Vancouver Whitecaps can’t be this reliant on Pedro Morales

Here we are, seven games into the Vancouver Whitecaps season, and the Canadian side has yet to score a goal from open play. All four of their goals have been scored from the penalty spot by their catalyst, Pedro Morales, who is now out injured. It is a bit of a problematic situation, to say the least.

So, let’s play the blame game. Why can’t Vancouver score?

The answer is actually pretty simple – because they won’t shoot. The Whitecaps average only ten shots per game.
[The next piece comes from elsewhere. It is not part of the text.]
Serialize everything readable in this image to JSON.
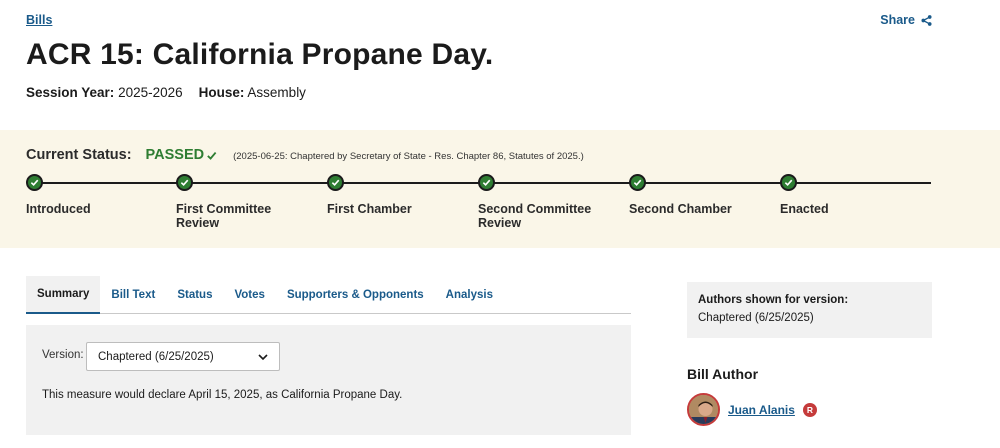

That could come down to a lot of things – from the lack of chances they create to the lack of shot-takers they actually have, but the end result is the same – they can’t score.

The Whitecaps have experimented with a couple formations this year and just as many different combinations of strikers. Masato Kudo, the big signing for the Whitecaps, has to be the most disappointing of all thus far into the year. Kudo is only firing 0.4 shots per game. That’s right, one of the Whitecaps go-to strikers does not even take a shot per game, not even every two games.

In fact, he was producing so little, that the Whitecaps shoehorned Nicolas Mezquida, a midfielder, into the striker role in their last match. Mezquida outdid Kudo by firing one shot the entire match.

The only two people that appear willing to take shots are the injured Pedro Morales and the true-forward Octavio Rivero. Rivero actually averages 2.8 shots per appearance, but he has yet to score as well, although he has been shown a nice collection of yellow cards.

Vancouver is a counter-attacking team, they do not control possession (worst in MLS, in fact). But they have been unable to strike on the counter attack either, despite their best efforts.

Pedro Morales was undoubtedly the catalyst of this team, but his injury should not have rendered the entire club incapable of scoring a goal.

The Whitecaps have two potential options to fix this conundrum. The first is to start Erik Hurtado, who averages six shots per 90 minutes played (he doesn’t play much).

The second is to get Cristian Techera more involved. Stateside of Soccer covered his contributions earlier this month and for good cause. Techera has one of the best work rates on the team, he creates chances, takes shots, and can be a key piece of reviving this offense, if only they will let him.

Vancouver is quickly becoming the second most disappointing team in MLS this season. But they don’t need to be. Feed Rivero, get Techera going and bide the time until Morales returns. The season is still young.

About Josh Sippie

Josh has been published on CBS, FourFourTwo and more, as well as serving as the editor of Stateside of Soccer and Pain in the Arsenal. Nothing is more important than growing the greatest sport in the world in the greatest nation in the world.